Of the hundreds of thousands of positive PCR COVID tests weekly, the U.S. sequences the genetic code of about 80,000 of them, looking for the mutations that make it an Omicron or other variant. That helps determine how fast the variant virus is spreading and how infectious it is.

CORONAVIRUS PANDEMIC

Right now, the Delta variant makes up more than 99% of tested cases worldwide, and Delta took over very fast.

"Thinking back on that, I think it was probably six-to-eight weeks from the time we first sort of saw it and then really saw it take off, and it took off very quickly," the Pandemic Response Lab's Jon Laurent said.

The possibility is that Omicron, with its many mutations, could quickly out-compete the Delta variant and become the dominant COVID-causing virus. The fear is that if Omicron also causes more severe disease, or can evade present vaccines, we could be in for a very unpleasant winter. We'll know more about how this new variant will impact the pandemic in the next couple of weeks.
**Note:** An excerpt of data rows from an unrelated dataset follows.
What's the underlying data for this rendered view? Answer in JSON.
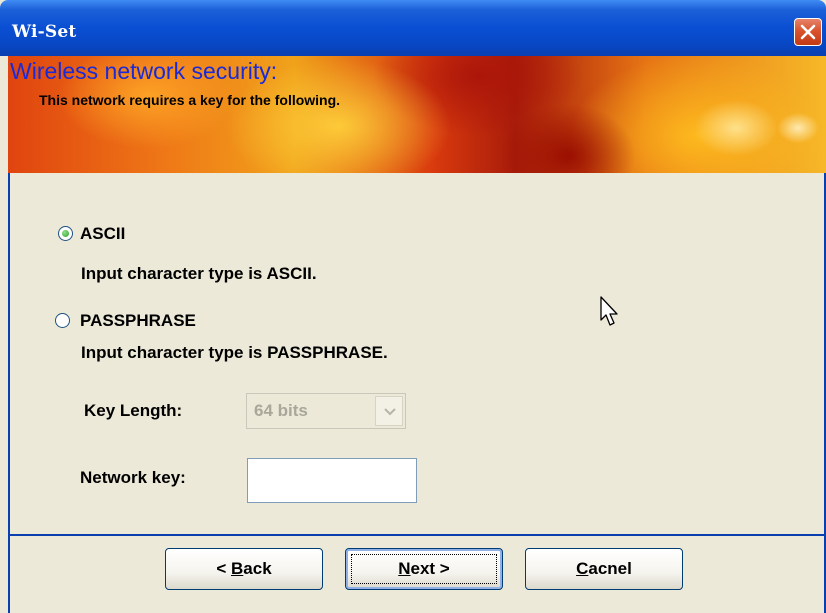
{
  "window": {
    "title": "Wi-Set"
  },
  "banner": {
    "title": "Wireless network security:",
    "subtitle": "This network requires a key for the following."
  },
  "options": [
    {
      "label": "ASCII",
      "description": "Input character type is ASCII.",
      "selected": true
    },
    {
      "label": "PASSPHRASE",
      "description": "Input character type is PASSPHRASE.",
      "selected": false
    }
  ],
  "key_length": {
    "label": "Key Length:",
    "value": "64 bits",
    "enabled": false
  },
  "network_key": {
    "label": "Network key:",
    "value": ""
  },
  "buttons": {
    "back": {
      "prefix": "< ",
      "mnemonic": "B",
      "rest": "ack"
    },
    "next": {
      "mnemonic": "N",
      "rest": "ext >"
    },
    "cancel": {
      "mnemonic": "C",
      "rest": "acnel"
    }
  },
  "icons": [
    "close-icon",
    "radio-icon",
    "dropdown-arrow-icon",
    "mouse-pointer-icon"
  ],
  "colors": {
    "title_bar": "#0a4fd3",
    "banner_title": "#1a2ad8",
    "dialog_bg": "#ece9d8",
    "close_button": "#d9542e"
  }
}
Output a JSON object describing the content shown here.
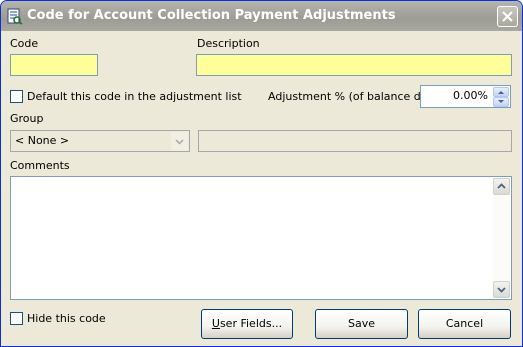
{
  "window": {
    "title": "Code for Account Collection Payment Adjustments",
    "icon": "document-edit-icon",
    "close_icon": "close-icon"
  },
  "form": {
    "code_label": "Code",
    "code_value": "",
    "description_label": "Description",
    "description_value": "",
    "default_checkbox_label": "Default this code in the adjustment list",
    "default_checked": false,
    "adjustment_label": "Adjustment % (of balance due)",
    "adjustment_value": "0.00%",
    "group_label": "Group",
    "group_selected": "< None >",
    "group_detail_value": "",
    "comments_label": "Comments",
    "comments_value": "",
    "hide_checkbox_label": "Hide this code",
    "hide_checked": false
  },
  "buttons": {
    "user_fields_underline": "U",
    "user_fields_rest": "ser Fields...",
    "save": "Save",
    "cancel": "Cancel"
  },
  "colors": {
    "required_field": "#ffff9a",
    "window_face": "#ece9d8",
    "title_inactive": "#a4a39b"
  }
}
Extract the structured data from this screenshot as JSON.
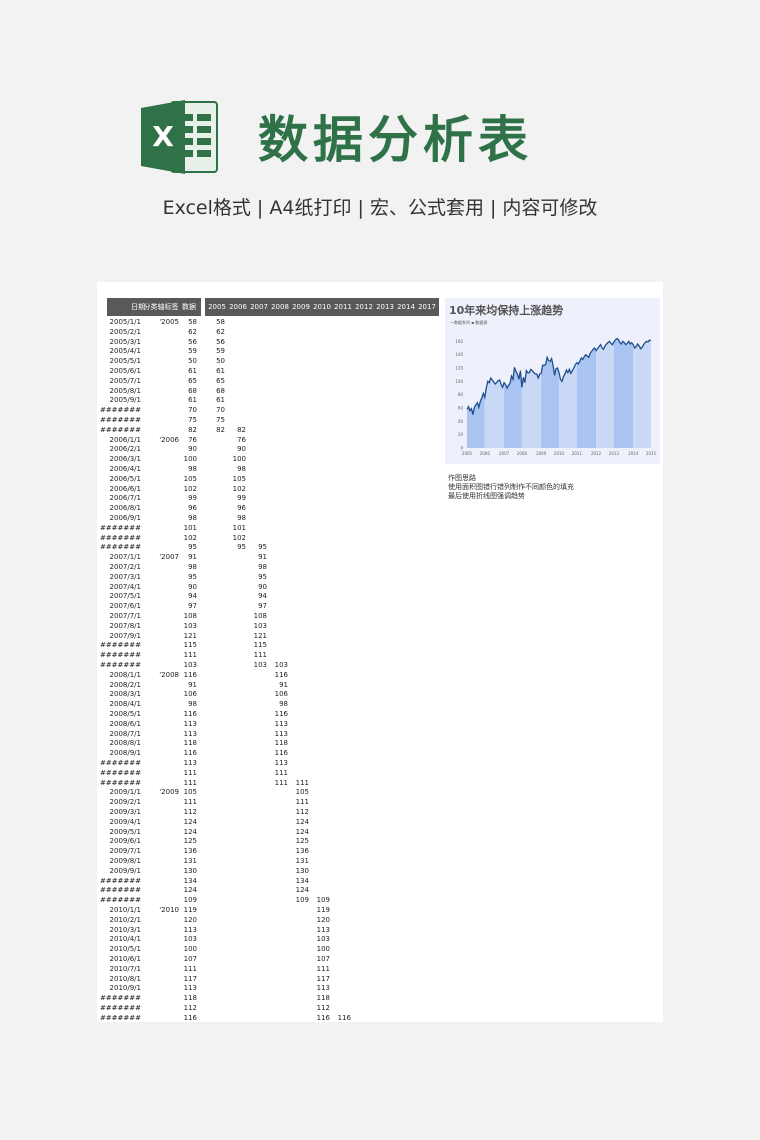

EMERGENCY COMPONENT - LOCAL

View CBS News In
CBS News App Open
Chrome Safari Continue
Be the first to know
Get browser notifications for breaking news, live events, and exclusive reporting.